(Data for processing begins)
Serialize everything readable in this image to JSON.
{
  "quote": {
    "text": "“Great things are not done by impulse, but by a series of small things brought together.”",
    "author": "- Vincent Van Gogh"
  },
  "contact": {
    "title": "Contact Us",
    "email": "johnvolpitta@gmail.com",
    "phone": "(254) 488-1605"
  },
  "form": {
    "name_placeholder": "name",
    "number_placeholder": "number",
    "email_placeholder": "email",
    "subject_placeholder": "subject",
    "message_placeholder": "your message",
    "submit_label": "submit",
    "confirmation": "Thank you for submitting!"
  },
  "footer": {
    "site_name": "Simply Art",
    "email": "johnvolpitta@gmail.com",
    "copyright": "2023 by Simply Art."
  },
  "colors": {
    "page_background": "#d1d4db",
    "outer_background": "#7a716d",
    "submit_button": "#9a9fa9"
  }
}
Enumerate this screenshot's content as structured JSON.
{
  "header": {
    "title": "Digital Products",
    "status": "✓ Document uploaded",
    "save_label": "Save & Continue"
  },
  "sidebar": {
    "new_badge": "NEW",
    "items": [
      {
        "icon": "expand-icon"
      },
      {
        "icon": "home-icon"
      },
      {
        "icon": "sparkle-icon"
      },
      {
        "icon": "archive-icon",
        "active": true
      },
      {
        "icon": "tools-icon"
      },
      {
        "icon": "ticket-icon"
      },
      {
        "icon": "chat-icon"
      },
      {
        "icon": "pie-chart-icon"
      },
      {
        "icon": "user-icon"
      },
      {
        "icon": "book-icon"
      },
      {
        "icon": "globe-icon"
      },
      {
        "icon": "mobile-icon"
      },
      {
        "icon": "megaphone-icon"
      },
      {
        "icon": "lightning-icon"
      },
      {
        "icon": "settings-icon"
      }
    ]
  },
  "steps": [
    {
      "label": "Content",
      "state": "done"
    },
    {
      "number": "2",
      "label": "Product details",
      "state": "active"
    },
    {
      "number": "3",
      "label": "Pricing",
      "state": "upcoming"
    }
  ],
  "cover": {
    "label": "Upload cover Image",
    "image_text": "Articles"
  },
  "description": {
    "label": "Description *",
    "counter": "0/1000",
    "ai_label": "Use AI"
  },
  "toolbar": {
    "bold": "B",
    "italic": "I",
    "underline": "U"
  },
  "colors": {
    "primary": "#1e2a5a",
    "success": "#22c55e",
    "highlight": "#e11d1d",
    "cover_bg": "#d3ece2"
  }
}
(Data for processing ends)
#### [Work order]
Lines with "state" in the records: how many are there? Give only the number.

#### [Solution to this problem]
3